If you’re having difficulty making ends meet, it’s worth talking to your employer about your financial situation. They may be able to offer you some assistance, such as a temporary pay increase or an advance on your salary.
3. Consider a Personal Loan
If you have good credit, you may be able to qualify for a personal loan from a bank or credit union. Personal loans typically have lower interest rates than 401k loans, so they may be a better option if you need extra cash.
4. Use a Credit Card
If you have good credit, using a credit card may be an option worth considering. You can use your card for everyday expenses and then pay off the balance over time. Just be sure to make your payments on time and in full to avoid costly interest charges.
5. Borrow from Family or Friends
If you have family or friends who are willing and able to help you out financially, borrowing money from them may be an option worth considering. Just be sure to draw up an agreement so that there is no confusion about the terms of the loan and when it needs to be repaid.
When Should You Take Out a 401k Loan?

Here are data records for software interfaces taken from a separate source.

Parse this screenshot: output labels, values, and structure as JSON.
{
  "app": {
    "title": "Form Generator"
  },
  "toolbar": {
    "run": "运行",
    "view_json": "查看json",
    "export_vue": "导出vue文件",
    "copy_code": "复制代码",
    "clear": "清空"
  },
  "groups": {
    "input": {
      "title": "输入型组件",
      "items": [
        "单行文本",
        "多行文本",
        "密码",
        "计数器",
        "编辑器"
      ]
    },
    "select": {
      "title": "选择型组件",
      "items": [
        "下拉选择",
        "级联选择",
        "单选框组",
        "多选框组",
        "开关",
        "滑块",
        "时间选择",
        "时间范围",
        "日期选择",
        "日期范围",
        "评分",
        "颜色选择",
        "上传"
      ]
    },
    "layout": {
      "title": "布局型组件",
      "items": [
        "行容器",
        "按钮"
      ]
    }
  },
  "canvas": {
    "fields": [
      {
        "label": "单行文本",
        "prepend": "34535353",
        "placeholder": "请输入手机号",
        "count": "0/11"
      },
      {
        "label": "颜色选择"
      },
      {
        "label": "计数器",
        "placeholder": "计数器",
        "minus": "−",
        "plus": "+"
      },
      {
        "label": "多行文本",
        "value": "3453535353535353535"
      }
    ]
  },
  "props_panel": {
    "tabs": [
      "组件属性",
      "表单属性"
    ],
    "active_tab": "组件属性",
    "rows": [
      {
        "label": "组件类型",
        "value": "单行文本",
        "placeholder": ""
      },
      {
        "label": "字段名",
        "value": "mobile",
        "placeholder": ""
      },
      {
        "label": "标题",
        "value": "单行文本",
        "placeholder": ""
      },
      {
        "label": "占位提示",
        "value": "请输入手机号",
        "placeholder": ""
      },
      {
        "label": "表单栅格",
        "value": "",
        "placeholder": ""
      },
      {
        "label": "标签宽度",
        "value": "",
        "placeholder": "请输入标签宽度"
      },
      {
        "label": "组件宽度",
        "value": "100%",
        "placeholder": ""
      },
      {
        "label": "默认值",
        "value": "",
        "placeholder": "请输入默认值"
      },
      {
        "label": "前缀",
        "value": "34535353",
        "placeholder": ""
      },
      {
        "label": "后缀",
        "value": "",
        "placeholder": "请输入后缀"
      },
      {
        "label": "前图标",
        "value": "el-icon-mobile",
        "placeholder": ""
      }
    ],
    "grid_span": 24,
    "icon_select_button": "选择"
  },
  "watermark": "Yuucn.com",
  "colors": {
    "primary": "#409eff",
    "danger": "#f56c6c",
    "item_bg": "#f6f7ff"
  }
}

Most financial experts will tell you that taking out a loan from your 401k is generally not a good idea. They will argue that you are essentially borrowing money from your future self, and that the interest you pay on the loan (usually around 10%) is costing you more in the long run than if you had just taken out a regular loan from a bank.
However, there are some circumstances in which taking out a 401k loan makes sense. For example, if you absolutely need the money to pay for a medical emergency or to keep your house from going into foreclosure, then a 401k loan might be your best option.
Another time when taking out a 401k loan might be a good idea is if you are reasonably certain that you will be able to pay back the loan within five years. If you have a plan to pay off the debt and you are confident in your ability to stick to that plan, then borrowing from your 401k can help you get through a tough financial situation.
Of course, even in these cases, it’s important to make sure that you exhaust all other options before taking out a 401k loan. Borrowing from family or friends, taking out a personal loan from a bank, or using credit cards can all be cheaper options in the long run than borrowing from your retirement savings.
If you do decide that taking out a 401k loan is the best option for your circumstances, there are some things you need to know in order to make sure that everything goes smoothly. First of all, it’s important to remember that you will be required to pay back the loan within five years unless you experience an “eligible life event” such as losing your job or becoming disabled. If you don’t pay back the loan within this time frame, it will be considered an early withdrawal and subject to income taxes and penalties.
Before taking out a 401k loan, make sure that you understand all of the terms and conditions. Be sure to ask your employer about any fees associated with taking out the loan, and make sure that you know exactly when and how much money you need to repay. Once you have all of this information, borrowing from your retirement savings can be an easy and convenient way to get through a difficult financial situation.
How to Repay a 401k Loan
If you take out a loan from your 401k, you will have to repay the loan principal plus interest. The repayment schedule and interest rate will be determined when you take out the loan. You will typically have up to five years to repay a 401k loan, but some employers may require a shorter repayment period.
If you leave your job before the loan is repaid, you will generally have to repay the entire loan within 60 days. If you don’t repay the loan, it will be treated as a distribution from your 401k account and will be subject to income taxes and, if you are under age 59 1/2, a 10% early withdrawal penalty.